Some organizations may require that an individual who desires to become a certified valuation analyst complete a case study prior to taking the proficiency exam. This step allows officials to see that you understand the basic principles of business appraisal. Applicants who are already practicing as valuation experts have the opportunity instead to produce a report on an operating business. In most cases, these reports must have been completed within the last year.
A passing score on a two-part proficiency exam is usually required to become a certified valuation analyst. The first part is a multiple choice test. This section tests a professional's overall body of knowledge related to business valuation. In some cases, individuals can take this exam after a day of training.
The second section of the proficiency exam is a take-home test. This part is meant to mirror the act of real business valuation. For this reason, test takers may be urged to spend anywhere from 40 to 60 hours on the test. If you fail the test the first time, you do have the opportunity to retake it, often at a reduced price.
Professionals who have practiced business valuation may have an easier time with the exam than those who have not had experience in this field. If you feel that you have much preparation to do in order to become a certified valuation analyst, you may want to take some preparation courses.
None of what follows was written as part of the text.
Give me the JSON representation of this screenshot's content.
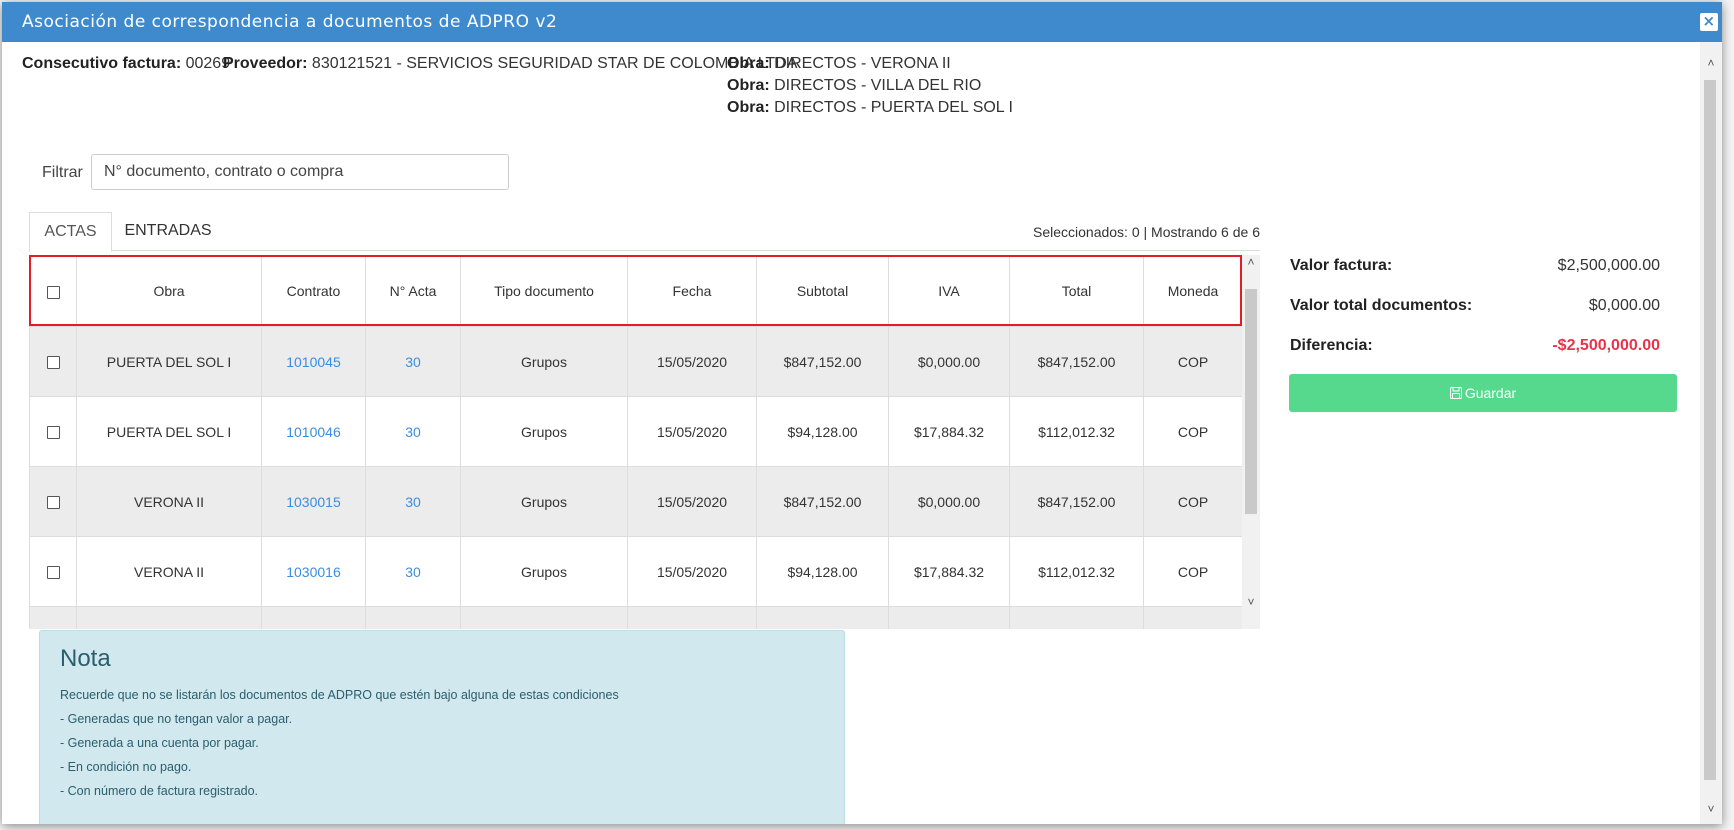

These can be taken in conventional classroom settings or in the form of online tutorials.